Battle Royale is the OG Hunger Games.
Beginning as a novel in 1999, with a movie adaptation following shortly afterwards, the novel tells of a dystopian future where high school students are randomly selected to partake in a Darwinistic bloodbath called The Program. Officially touted as a military research program, it is also used to muscle the population into the governmentâ€™s complete and unwavering control. Handed weapons and given maps and explosive tracking devices, the students choose their battles, with themselves, against each other and against their captors.
Thatâ€™s the easy part of this summary.
More difficult to peg down are the complex relationships of the characters, predominately at ages just cusping on adulthood. Theyâ€™re kids thrown into a violentally surreal world where adult situations confront them. The reactions range from complete mental breakdowns, wanton rage, and, in one of the movieâ€™s more bleakly humorous scenes, food poisoning.
While The Hunger Games devotes its energies exploring its own world, Battle Royale merely uses its setting as medium for the exploration of the human psyche when face-to-face with death. Critics deride this method as a form of navel-gazing or a thin excuse to shock audiences, and in many ways theyâ€™re right. However, there is something deeper brewing in the film, something people rarely willingly confront: the evil within themselves.
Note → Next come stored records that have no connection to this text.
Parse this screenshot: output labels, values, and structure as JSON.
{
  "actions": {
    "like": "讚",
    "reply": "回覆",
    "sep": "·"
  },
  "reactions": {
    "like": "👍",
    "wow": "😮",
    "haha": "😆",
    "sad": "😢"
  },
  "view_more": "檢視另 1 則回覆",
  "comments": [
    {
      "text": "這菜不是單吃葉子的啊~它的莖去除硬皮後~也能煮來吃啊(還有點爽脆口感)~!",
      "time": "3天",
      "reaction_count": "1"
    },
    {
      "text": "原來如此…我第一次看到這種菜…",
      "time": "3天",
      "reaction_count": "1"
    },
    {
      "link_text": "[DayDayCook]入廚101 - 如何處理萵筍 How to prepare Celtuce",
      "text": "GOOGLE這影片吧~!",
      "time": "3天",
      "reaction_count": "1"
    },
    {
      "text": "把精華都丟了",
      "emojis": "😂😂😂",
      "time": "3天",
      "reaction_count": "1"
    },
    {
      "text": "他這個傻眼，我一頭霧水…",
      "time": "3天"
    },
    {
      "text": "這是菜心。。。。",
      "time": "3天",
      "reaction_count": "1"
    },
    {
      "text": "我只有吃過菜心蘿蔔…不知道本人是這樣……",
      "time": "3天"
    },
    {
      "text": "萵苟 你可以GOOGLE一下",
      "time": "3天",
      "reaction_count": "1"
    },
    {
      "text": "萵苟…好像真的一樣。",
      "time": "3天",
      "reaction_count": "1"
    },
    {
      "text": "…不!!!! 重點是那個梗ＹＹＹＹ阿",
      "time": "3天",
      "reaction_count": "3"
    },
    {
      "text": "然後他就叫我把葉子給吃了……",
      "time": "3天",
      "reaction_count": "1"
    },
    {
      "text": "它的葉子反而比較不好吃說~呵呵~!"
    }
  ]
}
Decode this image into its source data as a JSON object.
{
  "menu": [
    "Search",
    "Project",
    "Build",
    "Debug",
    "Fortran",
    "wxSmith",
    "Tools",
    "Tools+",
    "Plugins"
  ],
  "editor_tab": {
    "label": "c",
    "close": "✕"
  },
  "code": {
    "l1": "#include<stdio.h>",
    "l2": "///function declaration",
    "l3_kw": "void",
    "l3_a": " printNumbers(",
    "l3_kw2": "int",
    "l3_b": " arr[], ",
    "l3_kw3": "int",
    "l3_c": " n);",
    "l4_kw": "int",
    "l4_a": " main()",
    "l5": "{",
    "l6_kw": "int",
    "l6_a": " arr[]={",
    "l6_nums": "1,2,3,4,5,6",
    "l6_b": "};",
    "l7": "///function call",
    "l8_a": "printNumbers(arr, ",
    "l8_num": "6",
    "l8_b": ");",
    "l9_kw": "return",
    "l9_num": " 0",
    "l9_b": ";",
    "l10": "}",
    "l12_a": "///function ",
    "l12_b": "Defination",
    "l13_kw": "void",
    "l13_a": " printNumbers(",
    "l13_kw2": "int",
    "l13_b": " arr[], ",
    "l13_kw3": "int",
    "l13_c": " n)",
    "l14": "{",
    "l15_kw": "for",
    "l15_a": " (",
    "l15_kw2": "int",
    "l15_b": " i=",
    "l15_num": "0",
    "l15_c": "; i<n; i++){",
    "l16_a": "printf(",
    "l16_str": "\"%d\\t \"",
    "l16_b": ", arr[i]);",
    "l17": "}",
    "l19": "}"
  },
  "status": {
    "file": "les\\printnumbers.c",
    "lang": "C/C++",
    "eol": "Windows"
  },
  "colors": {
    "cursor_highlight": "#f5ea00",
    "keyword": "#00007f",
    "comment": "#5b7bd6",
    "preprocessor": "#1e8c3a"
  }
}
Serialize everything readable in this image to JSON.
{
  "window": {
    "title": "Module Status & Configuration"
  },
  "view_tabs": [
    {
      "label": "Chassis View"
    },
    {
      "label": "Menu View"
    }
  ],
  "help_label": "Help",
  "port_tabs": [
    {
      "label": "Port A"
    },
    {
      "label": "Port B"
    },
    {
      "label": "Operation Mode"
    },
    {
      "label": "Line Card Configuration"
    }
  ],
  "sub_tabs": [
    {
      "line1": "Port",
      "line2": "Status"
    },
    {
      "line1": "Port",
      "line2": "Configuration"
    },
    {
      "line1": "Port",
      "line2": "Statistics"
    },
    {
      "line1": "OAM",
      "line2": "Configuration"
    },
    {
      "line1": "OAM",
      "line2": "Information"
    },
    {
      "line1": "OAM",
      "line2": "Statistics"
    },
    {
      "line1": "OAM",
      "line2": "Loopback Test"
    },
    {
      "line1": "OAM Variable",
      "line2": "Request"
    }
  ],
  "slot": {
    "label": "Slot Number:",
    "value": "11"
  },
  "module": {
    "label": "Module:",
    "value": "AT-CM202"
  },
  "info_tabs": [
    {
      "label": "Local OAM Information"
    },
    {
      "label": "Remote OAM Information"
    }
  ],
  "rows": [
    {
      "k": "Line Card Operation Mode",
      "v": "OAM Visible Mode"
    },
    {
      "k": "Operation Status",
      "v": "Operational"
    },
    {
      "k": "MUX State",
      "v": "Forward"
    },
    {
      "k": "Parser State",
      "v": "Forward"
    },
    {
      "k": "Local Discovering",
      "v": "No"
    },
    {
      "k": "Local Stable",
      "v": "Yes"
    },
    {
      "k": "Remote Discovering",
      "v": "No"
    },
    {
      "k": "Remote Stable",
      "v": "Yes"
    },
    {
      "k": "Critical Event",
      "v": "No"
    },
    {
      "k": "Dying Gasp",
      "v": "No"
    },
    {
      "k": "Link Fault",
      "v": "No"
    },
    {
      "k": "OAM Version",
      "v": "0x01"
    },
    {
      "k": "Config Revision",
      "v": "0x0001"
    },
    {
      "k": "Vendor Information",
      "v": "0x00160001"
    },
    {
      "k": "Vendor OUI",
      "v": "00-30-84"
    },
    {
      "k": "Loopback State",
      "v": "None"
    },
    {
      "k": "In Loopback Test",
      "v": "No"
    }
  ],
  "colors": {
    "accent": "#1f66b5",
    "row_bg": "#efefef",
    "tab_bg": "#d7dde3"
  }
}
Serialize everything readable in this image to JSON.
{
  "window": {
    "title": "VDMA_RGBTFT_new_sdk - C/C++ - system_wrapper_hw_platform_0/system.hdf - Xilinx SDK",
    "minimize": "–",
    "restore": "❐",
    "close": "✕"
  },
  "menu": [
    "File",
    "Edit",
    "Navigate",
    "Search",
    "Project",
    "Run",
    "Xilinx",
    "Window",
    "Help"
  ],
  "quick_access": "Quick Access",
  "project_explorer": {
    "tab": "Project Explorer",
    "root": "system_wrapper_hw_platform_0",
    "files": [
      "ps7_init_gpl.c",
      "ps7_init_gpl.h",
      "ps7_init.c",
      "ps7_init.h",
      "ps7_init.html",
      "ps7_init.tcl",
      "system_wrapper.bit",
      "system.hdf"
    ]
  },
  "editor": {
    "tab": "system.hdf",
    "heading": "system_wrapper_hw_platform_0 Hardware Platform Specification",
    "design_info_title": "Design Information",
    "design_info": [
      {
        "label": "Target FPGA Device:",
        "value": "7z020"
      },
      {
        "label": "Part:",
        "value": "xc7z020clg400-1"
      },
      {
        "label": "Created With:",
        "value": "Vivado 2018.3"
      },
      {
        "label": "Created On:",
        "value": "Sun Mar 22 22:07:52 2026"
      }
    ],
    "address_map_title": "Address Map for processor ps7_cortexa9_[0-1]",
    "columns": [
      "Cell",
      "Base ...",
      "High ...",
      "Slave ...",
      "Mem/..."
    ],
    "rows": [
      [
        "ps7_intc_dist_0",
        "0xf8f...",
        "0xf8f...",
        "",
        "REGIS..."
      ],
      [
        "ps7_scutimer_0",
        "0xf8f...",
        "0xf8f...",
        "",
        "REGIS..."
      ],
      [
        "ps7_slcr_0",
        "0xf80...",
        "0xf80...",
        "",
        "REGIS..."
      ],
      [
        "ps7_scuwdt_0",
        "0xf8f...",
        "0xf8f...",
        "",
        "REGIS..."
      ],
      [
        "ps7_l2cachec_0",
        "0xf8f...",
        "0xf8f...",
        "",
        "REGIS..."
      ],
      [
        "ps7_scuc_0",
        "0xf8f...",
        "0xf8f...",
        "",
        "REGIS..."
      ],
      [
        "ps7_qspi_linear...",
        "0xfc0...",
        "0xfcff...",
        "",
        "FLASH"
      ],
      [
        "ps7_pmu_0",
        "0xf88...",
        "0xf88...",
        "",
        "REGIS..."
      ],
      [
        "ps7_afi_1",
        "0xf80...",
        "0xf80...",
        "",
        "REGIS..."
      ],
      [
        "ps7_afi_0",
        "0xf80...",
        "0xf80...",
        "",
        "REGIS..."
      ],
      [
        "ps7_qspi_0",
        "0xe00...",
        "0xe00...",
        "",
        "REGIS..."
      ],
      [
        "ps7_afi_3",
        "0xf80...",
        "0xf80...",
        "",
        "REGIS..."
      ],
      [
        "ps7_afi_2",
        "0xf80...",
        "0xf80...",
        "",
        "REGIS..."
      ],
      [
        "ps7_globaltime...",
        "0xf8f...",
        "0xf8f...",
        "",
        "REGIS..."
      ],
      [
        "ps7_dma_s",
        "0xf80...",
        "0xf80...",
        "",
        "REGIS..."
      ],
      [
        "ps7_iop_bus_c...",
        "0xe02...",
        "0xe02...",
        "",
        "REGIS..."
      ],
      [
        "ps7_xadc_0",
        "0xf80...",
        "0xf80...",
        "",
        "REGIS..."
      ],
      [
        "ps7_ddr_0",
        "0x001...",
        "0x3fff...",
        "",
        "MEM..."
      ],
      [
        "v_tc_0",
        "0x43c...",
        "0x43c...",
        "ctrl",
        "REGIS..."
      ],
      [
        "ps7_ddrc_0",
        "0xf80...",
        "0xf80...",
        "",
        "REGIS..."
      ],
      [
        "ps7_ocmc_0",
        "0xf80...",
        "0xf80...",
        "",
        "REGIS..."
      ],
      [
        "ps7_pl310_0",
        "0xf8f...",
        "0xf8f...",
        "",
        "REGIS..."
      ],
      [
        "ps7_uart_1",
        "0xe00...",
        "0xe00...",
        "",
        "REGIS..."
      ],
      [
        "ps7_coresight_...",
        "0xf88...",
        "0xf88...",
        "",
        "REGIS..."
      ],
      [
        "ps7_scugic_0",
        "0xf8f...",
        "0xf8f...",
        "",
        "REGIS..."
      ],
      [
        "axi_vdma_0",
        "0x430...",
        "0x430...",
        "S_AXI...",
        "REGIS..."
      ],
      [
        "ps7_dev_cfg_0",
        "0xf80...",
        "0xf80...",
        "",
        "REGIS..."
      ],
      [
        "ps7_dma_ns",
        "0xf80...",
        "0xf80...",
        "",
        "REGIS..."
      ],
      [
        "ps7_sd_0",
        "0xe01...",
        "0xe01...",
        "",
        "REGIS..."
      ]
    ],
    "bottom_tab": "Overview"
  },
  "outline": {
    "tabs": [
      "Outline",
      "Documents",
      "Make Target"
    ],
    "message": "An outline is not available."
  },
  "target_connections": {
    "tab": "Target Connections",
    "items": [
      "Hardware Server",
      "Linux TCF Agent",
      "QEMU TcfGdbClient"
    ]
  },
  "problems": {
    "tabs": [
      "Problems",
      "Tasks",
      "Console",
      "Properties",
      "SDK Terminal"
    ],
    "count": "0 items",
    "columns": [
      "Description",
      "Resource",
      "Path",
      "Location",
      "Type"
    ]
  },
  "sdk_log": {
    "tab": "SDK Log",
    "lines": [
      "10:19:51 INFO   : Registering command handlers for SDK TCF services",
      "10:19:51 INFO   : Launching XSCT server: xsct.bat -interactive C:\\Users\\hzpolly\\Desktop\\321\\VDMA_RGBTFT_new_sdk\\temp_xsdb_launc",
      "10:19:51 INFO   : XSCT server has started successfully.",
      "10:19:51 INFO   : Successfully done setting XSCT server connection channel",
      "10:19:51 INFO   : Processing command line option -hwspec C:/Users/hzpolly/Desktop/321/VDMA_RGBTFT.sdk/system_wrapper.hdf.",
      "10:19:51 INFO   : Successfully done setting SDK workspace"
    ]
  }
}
In short, this is way better and more meaningful than The Hunger Games